"It was gratifying to learn that Kansas City Southern's leadership has Monroe and northeast Louisiana on its radar," Monroe Mayor Jamie Mayo said after a visit with company officials in Kansas City, Mo. Mayo, District 1 Councilman Jay Marx and city engineer Sinyale Morrison met with KCS's chairman Mike Haverty, president and chief executive officer David Starling and KCS board member Rodney Slater.
Slater, who was President Bill Clinton's Secretary of Transportation, set up the meeting. Slater now works for the Washington, D.C.. lobbying firm that represents the city, Ouachita Parish Police Jury and the Monroe Chamber of Commerce.
Mayo said the group showed them a short presentation the company had put together on V-Vehicle and the state's Megasite. "Their whole executive team was at the meeting and we had open discussions about these two sites. They have us on the map for economic development."
Also a part of Haverty's Power Point presentation included the downtown quiet zone and a proposed quiet zone from Booth Street to Chennault Park. After years of negotiations, closing streets, installing gates and lights at crossings, the city was awarded in November a quiet zone through downtown Monroe where KCS freight trains no longer use their screaming whistles.

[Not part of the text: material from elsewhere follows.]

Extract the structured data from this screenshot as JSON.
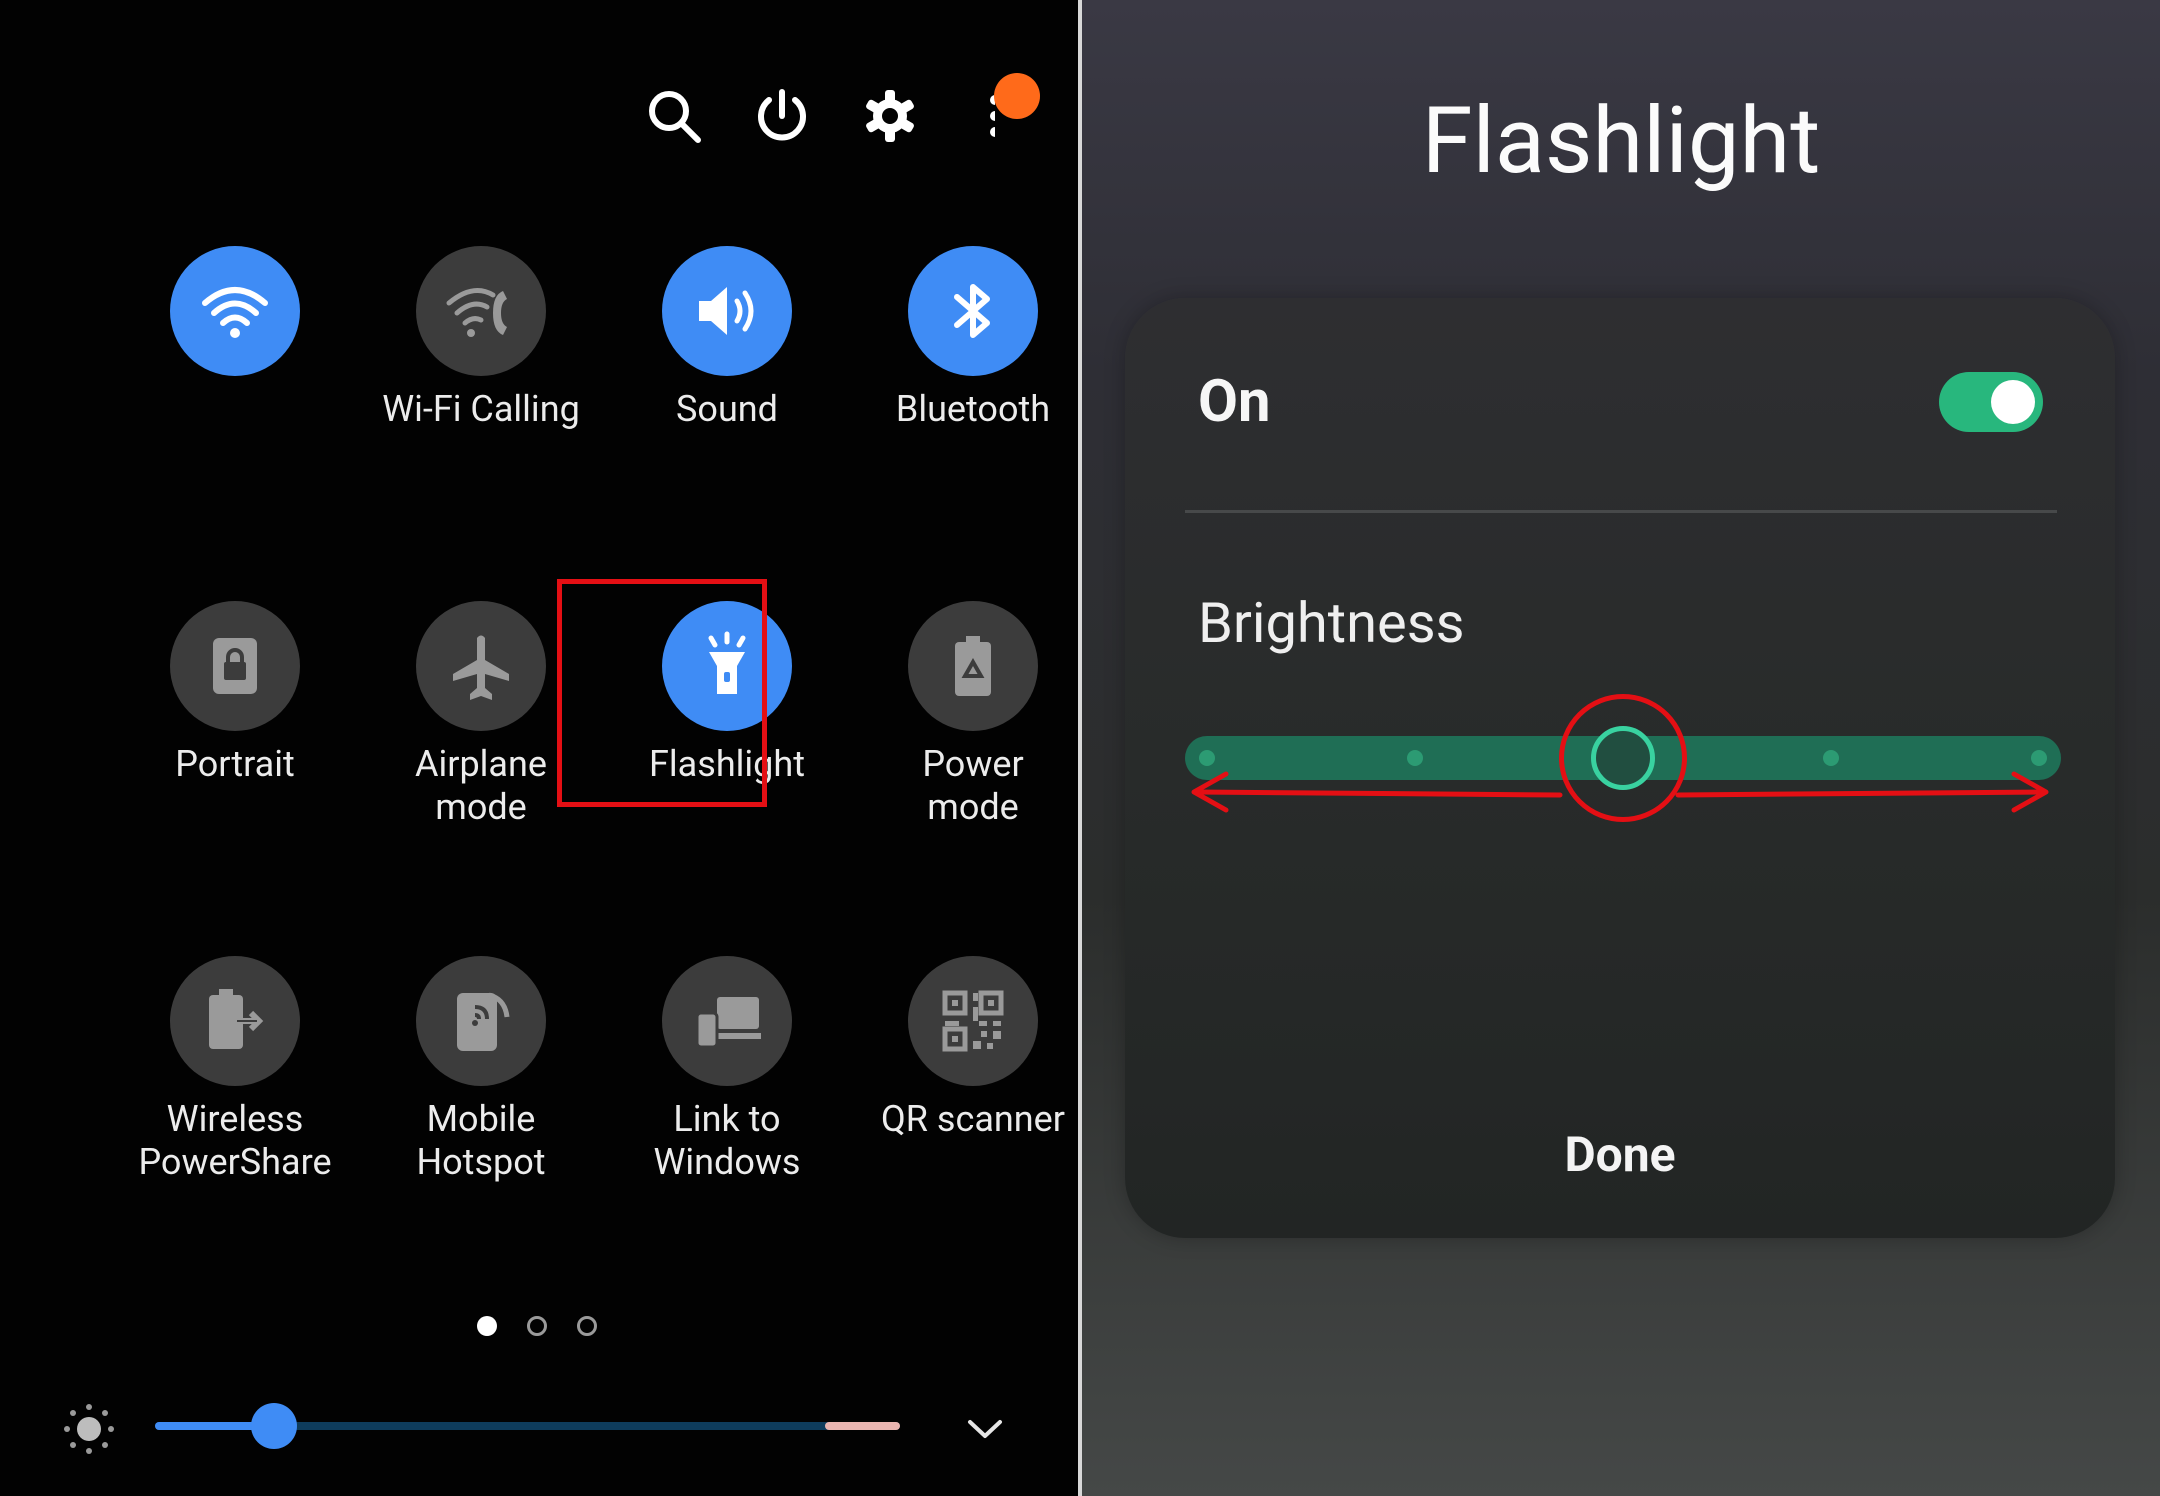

The group had a discussion on extending the quiet zone possibly as far as Chennault Park because of complaints about the train whistles from people staying at the Holiday Inn Hotel and Suites at U.S. 165 and Milhaven Road and the Residence Inn at Pecanland Mall.
"They're talking more gates and lights at other crossings and we discussed improvements to the Powell Street crossing where they installed a second track and it's not level with the other," Mayo said. He said vehicles crossing at Powell Street have to ease across the tracks to prevent damage.
Mayo said KCS officials also agreed to have one of its engineers help with the "Bring the Train Back" project at Louisiana Purchase Gardens & Zoo.
"They're doing that as a good corporate citizen," the mayor said. Marx said the two-day trip (Wednesday and Thursday) was important to the city and KCS.
"I am confident this opportunity will lead to a bigger and better partnership," he said.
"We have been working with KCS for quite some time. However, it is always a great opportunity when you can put a name with a face. The success of these meetings will be when more action is taken as some of the goals discussed are implemented," Morrison said of the meeting.
Mayo said a major purpose of the meeting was to build a stronger professional relationship.